→ **Work instruction**: Reproduce all entries word for word.

→ **Source data**:
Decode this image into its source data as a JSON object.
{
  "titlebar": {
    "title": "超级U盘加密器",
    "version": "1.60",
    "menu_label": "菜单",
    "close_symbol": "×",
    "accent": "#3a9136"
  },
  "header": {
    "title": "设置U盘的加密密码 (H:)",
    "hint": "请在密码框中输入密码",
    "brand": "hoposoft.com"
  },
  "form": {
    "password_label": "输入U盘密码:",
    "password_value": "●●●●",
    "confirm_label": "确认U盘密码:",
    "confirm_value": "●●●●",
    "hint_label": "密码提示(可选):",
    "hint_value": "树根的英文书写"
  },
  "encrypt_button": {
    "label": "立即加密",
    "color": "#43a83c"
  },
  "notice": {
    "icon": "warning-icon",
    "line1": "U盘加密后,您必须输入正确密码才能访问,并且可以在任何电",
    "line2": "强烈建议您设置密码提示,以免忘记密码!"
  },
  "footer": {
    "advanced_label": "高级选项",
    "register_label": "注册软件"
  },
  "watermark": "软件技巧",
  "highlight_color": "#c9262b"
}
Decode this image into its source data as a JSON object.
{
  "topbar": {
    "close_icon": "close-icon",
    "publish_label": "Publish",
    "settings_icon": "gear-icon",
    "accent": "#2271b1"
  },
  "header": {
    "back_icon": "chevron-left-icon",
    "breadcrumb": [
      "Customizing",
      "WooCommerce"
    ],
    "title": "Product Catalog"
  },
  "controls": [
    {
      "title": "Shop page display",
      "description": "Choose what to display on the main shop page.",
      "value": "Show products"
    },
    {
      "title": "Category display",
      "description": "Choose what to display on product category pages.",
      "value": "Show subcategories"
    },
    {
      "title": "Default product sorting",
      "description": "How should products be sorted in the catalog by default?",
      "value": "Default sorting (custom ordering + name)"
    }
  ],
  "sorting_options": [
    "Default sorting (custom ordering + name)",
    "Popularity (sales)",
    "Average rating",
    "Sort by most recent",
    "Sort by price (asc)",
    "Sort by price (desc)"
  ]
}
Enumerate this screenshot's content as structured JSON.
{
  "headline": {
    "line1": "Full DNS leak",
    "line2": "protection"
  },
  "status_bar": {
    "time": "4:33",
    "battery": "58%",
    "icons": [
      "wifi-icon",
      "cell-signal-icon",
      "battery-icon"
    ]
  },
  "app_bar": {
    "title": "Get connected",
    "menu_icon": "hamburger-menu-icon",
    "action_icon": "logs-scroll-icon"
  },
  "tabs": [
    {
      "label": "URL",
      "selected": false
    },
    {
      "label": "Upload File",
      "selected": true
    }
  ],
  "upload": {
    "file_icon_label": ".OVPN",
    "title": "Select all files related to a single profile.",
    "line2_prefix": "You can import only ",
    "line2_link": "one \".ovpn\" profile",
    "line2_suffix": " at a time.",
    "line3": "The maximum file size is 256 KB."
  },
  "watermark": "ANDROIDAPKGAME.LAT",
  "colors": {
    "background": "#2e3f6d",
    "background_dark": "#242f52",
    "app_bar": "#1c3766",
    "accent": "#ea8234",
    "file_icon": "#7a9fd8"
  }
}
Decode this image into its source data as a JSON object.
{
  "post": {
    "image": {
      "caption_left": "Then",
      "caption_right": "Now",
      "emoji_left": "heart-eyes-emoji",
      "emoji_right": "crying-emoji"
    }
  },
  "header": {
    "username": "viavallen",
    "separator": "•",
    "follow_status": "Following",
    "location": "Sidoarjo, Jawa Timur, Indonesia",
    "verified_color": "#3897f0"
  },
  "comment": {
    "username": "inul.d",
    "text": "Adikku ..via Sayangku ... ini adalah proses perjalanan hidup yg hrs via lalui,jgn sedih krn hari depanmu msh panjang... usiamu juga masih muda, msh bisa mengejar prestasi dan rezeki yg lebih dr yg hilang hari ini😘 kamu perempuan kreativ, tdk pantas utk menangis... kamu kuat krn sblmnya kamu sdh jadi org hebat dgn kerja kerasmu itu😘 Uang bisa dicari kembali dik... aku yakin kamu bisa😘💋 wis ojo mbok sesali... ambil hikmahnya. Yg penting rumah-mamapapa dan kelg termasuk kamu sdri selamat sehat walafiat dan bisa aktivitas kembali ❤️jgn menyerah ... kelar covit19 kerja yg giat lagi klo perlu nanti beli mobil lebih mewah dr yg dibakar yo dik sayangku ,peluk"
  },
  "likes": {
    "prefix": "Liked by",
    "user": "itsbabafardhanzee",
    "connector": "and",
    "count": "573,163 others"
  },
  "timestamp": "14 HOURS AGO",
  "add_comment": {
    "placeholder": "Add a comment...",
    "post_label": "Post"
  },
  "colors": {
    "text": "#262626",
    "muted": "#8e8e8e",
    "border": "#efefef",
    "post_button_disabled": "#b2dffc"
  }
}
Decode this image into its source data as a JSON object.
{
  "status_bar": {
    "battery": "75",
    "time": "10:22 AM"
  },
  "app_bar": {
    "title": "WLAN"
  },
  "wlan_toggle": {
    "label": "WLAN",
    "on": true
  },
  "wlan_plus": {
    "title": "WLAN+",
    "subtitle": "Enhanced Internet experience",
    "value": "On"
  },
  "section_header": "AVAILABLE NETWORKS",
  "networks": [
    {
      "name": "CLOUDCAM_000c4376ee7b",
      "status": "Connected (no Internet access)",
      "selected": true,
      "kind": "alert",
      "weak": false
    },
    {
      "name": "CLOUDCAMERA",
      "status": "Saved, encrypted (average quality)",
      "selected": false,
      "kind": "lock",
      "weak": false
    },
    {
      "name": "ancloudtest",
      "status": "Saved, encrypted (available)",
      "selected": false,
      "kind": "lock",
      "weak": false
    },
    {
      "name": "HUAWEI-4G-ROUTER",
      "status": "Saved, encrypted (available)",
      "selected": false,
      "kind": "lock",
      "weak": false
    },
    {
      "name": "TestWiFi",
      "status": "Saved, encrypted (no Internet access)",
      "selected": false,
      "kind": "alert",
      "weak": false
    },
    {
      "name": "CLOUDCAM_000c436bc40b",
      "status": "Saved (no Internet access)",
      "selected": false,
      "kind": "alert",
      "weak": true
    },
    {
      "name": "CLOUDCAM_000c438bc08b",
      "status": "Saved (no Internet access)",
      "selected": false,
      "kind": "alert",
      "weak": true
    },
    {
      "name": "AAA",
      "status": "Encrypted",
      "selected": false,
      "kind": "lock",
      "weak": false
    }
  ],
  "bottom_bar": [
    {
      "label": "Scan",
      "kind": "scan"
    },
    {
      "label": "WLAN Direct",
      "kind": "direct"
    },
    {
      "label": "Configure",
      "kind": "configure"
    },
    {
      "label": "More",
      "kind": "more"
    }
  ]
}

→ **Reply to the exercise**:
Decode this image into its source data as a JSON object.
{
  "titlebar": {
    "title": "超级U盘加密器",
    "version": "1.60",
    "menu_label": "菜单",
    "close_symbol": "×",
    "accent": "#3a9136"
  },
  "header": {
    "title": "设置U盘的加密密码 (H:)",
    "hint": "请在密码框中输入密码",
    "brand": "hoposoft.com"
  },
  "form": {
    "password_label": "输入U盘密码:",
    "password_value": "●●●●",
    "confirm_label": "确认U盘密码:",
    "confirm_value": "●●●●",
    "hint_label": "密码提示(可选):",
    "hint_value": "树根的英文书写"
  },
  "encrypt_button": {
    "label": "立即加密",
    "color": "#43a83c"
  },
  "notice": {
    "icon": "warning-icon",
    "line1": "U盘加密后,您必须输入正确密码才能访问,并且可以在任何电",
    "line2": "强烈建议您设置密码提示,以免忘记密码!"
  },
  "footer": {
    "advanced_label": "高级选项",
    "register_label": "注册软件"
  },
  "watermark": "软件技巧",
  "highlight_color": "#c9262b"
}
Decode this image into its source data as a JSON object.
{
  "topbar": {
    "close_icon": "close-icon",
    "publish_label": "Publish",
    "settings_icon": "gear-icon",
    "accent": "#2271b1"
  },
  "header": {
    "back_icon": "chevron-left-icon",
    "breadcrumb": [
      "Customizing",
      "WooCommerce"
    ],
    "title": "Product Catalog"
  },
  "controls": [
    {
      "title": "Shop page display",
      "description": "Choose what to display on the main shop page.",
      "value": "Show products"
    },
    {
      "title": "Category display",
      "description": "Choose what to display on product category pages.",
      "value": "Show subcategories"
    },
    {
      "title": "Default product sorting",
      "description": "How should products be sorted in the catalog by default?",
      "value": "Default sorting (custom ordering + name)"
    }
  ],
  "sorting_options": [
    "Default sorting (custom ordering + name)",
    "Popularity (sales)",
    "Average rating",
    "Sort by most recent",
    "Sort by price (asc)",
    "Sort by price (desc)"
  ]
}
Enumerate this screenshot's content as structured JSON.
{
  "headline": {
    "line1": "Full DNS leak",
    "line2": "protection"
  },
  "status_bar": {
    "time": "4:33",
    "battery": "58%",
    "icons": [
      "wifi-icon",
      "cell-signal-icon",
      "battery-icon"
    ]
  },
  "app_bar": {
    "title": "Get connected",
    "menu_icon": "hamburger-menu-icon",
    "action_icon": "logs-scroll-icon"
  },
  "tabs": [
    {
      "label": "URL",
      "selected": false
    },
    {
      "label": "Upload File",
      "selected": true
    }
  ],
  "upload": {
    "file_icon_label": ".OVPN",
    "title": "Select all files related to a single profile.",
    "line2_prefix": "You can import only ",
    "line2_link": "one \".ovpn\" profile",
    "line2_suffix": " at a time.",
    "line3": "The maximum file size is 256 KB."
  },
  "watermark": "ANDROIDAPKGAME.LAT",
  "colors": {
    "background": "#2e3f6d",
    "background_dark": "#242f52",
    "app_bar": "#1c3766",
    "accent": "#ea8234",
    "file_icon": "#7a9fd8"
  }
}
Decode this image into its source data as a JSON object.
{
  "post": {
    "image": {
      "caption_left": "Then",
      "caption_right": "Now",
      "emoji_left": "heart-eyes-emoji",
      "emoji_right": "crying-emoji"
    }
  },
  "header": {
    "username": "viavallen",
    "separator": "•",
    "follow_status": "Following",
    "location": "Sidoarjo, Jawa Timur, Indonesia",
    "verified_color": "#3897f0"
  },
  "comment": {
    "username": "inul.d",
    "text": "Adikku ..via Sayangku ... ini adalah proses perjalanan hidup yg hrs via lalui,jgn sedih krn hari depanmu msh panjang... usiamu juga masih muda, msh bisa mengejar prestasi dan rezeki yg lebih dr yg hilang hari ini😘 kamu perempuan kreativ, tdk pantas utk menangis... kamu kuat krn sblmnya kamu sdh jadi org hebat dgn kerja kerasmu itu😘 Uang bisa dicari kembali dik... aku yakin kamu bisa😘💋 wis ojo mbok sesali... ambil hikmahnya. Yg penting rumah-mamapapa dan kelg termasuk kamu sdri selamat sehat walafiat dan bisa aktivitas kembali ❤️jgn menyerah ... kelar covit19 kerja yg giat lagi klo perlu nanti beli mobil lebih mewah dr yg dibakar yo dik sayangku ,peluk"
  },
  "likes": {
    "prefix": "Liked by",
    "user": "itsbabafardhanzee",
    "connector": "and",
    "count": "573,163 others"
  },
  "timestamp": "14 HOURS AGO",
  "add_comment": {
    "placeholder": "Add a comment...",
    "post_label": "Post"
  },
  "colors": {
    "text": "#262626",
    "muted": "#8e8e8e",
    "border": "#efefef",
    "post_button_disabled": "#b2dffc"
  }
}
Decode this image into its source data as a JSON object.
{
  "status_bar": {
    "battery": "75",
    "time": "10:22 AM"
  },
  "app_bar": {
    "title": "WLAN"
  },
  "wlan_toggle": {
    "label": "WLAN",
    "on": true
  },
  "wlan_plus": {
    "title": "WLAN+",
    "subtitle": "Enhanced Internet experience",
    "value": "On"
  },
  "section_header": "AVAILABLE NETWORKS",
  "networks": [
    {
      "name": "CLOUDCAM_000c4376ee7b",
      "status": "Connected (no Internet access)",
      "selected": true,
      "kind": "alert",
      "weak": false
    },
    {
      "name": "CLOUDCAMERA",
      "status": "Saved, encrypted (average quality)",
      "selected": false,
      "kind": "lock",
      "weak": false
    },
    {
      "name": "ancloudtest",
      "status": "Saved, encrypted (available)",
      "selected": false,
      "kind": "lock",
      "weak": false
    },
    {
      "name": "HUAWEI-4G-ROUTER",
      "status": "Saved, encrypted (available)",
      "selected": false,
      "kind": "lock",
      "weak": false
    },
    {
      "name": "TestWiFi",
      "status": "Saved, encrypted (no Internet access)",
      "selected": false,
      "kind": "alert",
      "weak": false
    },
    {
      "name": "CLOUDCAM_000c436bc40b",
      "status": "Saved (no Internet access)",
      "selected": false,
      "kind": "alert",
      "weak": true
    },
    {
      "name": "CLOUDCAM_000c438bc08b",
      "status": "Saved (no Internet access)",
      "selected": false,
      "kind": "alert",
      "weak": true
    },
    {
      "name": "AAA",
      "status": "Encrypted",
      "selected": false,
      "kind": "lock",
      "weak": false
    }
  ],
  "bottom_bar": [
    {
      "label": "Scan",
      "kind": "scan"
    },
    {
      "label": "WLAN Direct",
      "kind": "direct"
    },
    {
      "label": "Configure",
      "kind": "configure"
    },
    {
      "label": "More",
      "kind": "more"
    }
  ]
}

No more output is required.